Peripheral Vision: Climate Change and Global Development in the 21st Century (Pt. I)


  • Global warming poses an existential threat to life on Earth. This existential threat challenges our capabilities and calls into question the viability and effectiveness of mechanically conceived grid maintenance options.
  • Solar Roadways' smashing crowdfunding campaign success provides a terrific opportunity to assess the current state of business crowdfunding in relation to the future of solar power.
  • Distributed investing and distributed electricity are part of a "grid revolution" that may structurally shift financial and political power globally from the 1 Percent to the 99 Percent and from the Core to the Periphery.
  • The distributed grid paradigm echoes current philosophical, engineering and economic models grounded in an ecological metaphor that values species diversity, small-scale experimentation, and distributed risk and parcelized decision-making.
The Cracking of the Global Grid
With its Indiegogo campaign winding down, folksy technology startup Solar Roadways has raised well north of $2 million from 48,000 funders, released a YouTube video that has received more than 16 million views, and for the moment can proudly boast of being the third most funded project in the history of Indiegogo.

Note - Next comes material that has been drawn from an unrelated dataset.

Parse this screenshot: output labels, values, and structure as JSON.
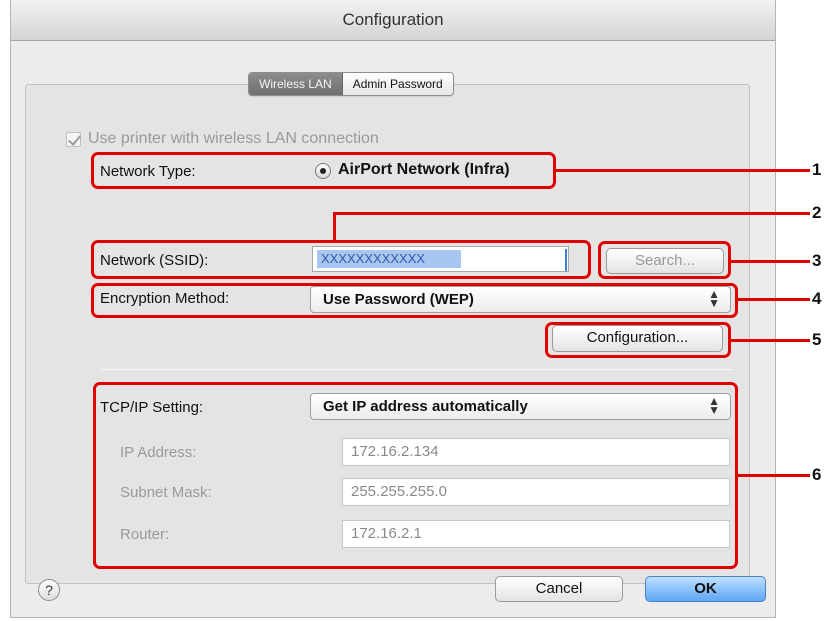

Solar roads are likely not the first-best option, nor perhaps even the 10th-best option, for widespread capture of solar energy. Nonetheless, Solar Roadways' smashing campaign provides a terrific opportunity to assess the current state of business crowdfunding in relation to the future of solar power, what we will call sunfunding. The connections between crowdfunding and sunfunding exist. They matter. And they may surprise you. Let's roll the tape.

Crowdfunding has grown approximately 80 percent year over year since 2009, a pace expected to continue for the foreseeable future. In 2014, global crowdfunding projections approach $10 billion, a 20-fold increase from the $500 million raised in crowdfunding campaigns in 2009. If trend lines persist, in 2020, crowdfunding will deliver $500 billion in seed capital to nearly 10 million projects, in the form of donation, reward, lending, and equity-based investments -- generating millions of new jobs and more than $3 trillion in new revenue.

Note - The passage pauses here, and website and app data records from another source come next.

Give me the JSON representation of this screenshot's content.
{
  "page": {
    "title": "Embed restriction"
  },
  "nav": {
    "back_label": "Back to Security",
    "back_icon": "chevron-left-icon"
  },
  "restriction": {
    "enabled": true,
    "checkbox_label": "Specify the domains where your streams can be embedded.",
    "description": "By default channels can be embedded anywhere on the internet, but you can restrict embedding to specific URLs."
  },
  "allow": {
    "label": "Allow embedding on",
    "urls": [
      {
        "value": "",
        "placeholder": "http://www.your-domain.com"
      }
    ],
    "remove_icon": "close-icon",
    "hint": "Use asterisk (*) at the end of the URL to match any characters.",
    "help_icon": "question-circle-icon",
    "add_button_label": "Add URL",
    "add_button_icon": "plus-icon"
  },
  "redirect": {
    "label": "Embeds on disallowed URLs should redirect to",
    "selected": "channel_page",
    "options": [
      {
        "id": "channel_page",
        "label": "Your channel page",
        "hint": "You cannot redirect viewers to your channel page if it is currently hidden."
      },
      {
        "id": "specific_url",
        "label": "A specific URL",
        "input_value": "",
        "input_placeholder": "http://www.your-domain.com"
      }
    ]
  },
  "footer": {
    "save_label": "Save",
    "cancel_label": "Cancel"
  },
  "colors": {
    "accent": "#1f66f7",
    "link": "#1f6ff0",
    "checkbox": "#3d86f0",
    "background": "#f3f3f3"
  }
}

Sunfunding also has mushroomed. In 2013, solar power installations in the United States exceeded 4.5 gigawatts, a more than five-fold increase from installations in 2010. Because solar still only contributes less than 0.5 percent of electric power nationwide, the industry can assume a blue-sky future for years to come, with installation trend lines indicating potential capacity installation of 225 gigawatts in 2020, enough capacity in that single year to power nearly 40 million American homes.

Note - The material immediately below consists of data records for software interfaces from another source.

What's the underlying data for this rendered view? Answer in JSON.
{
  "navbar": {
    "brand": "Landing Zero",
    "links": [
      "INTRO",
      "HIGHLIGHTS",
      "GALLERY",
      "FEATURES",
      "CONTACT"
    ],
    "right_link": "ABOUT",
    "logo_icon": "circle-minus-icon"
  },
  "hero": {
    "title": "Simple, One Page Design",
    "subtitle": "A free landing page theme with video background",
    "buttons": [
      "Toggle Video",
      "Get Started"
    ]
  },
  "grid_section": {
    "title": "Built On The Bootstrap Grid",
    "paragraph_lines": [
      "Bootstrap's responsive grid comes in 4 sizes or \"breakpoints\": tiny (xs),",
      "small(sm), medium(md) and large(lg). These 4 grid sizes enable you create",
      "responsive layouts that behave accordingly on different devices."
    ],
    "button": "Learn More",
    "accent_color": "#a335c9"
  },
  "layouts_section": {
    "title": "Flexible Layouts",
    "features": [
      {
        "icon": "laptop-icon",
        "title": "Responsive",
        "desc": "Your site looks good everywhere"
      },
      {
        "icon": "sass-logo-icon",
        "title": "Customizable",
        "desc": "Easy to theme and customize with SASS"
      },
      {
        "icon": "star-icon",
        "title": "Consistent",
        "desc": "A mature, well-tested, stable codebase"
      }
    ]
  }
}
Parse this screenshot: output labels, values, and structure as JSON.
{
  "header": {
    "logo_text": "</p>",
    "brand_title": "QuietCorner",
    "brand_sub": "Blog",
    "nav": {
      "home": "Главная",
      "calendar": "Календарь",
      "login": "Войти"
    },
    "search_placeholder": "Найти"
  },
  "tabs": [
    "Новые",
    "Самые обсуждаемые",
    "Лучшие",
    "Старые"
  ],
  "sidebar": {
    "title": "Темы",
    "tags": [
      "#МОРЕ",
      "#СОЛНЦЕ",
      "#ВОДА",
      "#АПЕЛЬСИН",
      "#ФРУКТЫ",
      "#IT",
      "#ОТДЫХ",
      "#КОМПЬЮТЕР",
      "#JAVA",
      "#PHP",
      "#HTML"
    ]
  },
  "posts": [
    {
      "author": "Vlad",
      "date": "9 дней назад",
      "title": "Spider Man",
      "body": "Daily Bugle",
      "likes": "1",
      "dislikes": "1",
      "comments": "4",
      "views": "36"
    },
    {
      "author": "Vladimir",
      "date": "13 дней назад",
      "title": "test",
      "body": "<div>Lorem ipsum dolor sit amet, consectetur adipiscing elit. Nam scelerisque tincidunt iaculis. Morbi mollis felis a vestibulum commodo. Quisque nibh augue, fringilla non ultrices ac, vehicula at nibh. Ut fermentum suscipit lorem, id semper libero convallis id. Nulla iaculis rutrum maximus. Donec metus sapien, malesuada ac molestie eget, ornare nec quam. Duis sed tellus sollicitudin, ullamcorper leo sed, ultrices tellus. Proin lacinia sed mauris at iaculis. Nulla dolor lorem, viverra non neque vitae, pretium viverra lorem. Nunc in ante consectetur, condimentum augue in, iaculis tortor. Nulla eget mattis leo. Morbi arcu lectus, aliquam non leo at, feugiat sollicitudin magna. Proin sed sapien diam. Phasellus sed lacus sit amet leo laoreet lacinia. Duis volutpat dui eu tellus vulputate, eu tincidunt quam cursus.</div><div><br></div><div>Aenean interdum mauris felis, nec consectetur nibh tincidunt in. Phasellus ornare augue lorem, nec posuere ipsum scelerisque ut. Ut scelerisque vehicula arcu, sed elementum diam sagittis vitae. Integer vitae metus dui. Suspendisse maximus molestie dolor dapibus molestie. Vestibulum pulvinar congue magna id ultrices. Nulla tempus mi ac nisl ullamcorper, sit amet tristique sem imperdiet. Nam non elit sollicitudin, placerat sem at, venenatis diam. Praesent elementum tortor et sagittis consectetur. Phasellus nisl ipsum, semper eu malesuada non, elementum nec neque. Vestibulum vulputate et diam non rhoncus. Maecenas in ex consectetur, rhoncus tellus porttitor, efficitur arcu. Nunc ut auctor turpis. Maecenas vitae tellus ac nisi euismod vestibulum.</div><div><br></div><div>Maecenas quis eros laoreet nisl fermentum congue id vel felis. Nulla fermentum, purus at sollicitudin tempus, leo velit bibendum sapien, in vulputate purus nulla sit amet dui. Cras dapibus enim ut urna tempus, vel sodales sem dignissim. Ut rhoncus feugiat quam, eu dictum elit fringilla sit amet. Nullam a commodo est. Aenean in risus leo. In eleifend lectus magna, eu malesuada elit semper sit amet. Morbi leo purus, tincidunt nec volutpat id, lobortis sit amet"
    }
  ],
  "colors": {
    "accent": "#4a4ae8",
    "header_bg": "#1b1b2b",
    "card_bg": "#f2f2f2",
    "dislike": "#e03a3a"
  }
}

Indeed, solar installations in the U.S. have rocketed so rapidly toward grid pricing parity with coal that analysts now predict utilities will construct few, if any, coal-fired power plants going forward. In the more optimistic of its future-oriented Scenarios, energy company Shell estimates that solar PV could account for 20 percent of global energy by 2060 and nearly 40 percent of the total by the end of the 21st century.

With remarkably aligned annualized growth rates of 75-80 percent, crowdfunding and sunfunding trends, depicted graphically, resemble nothing so much as the trajectory of space vehicles obtaining escape velocity from the earth's atmosphere. But for those with boots on the ground, the impact of these trends more likely resembles displacement associated with the cracking of tectonic plates. Or perhaps more aptly, the cracking of the global grid.


In Part Two of this essay, we will consider some of the more radical implications of crowdfunding. In particular, we will spotlight the emergence of an "acceleration ecology" based on principles of self-assembly that guarantee organic, "hive mind" solutions will always outpace traditional, "command and control" grid options.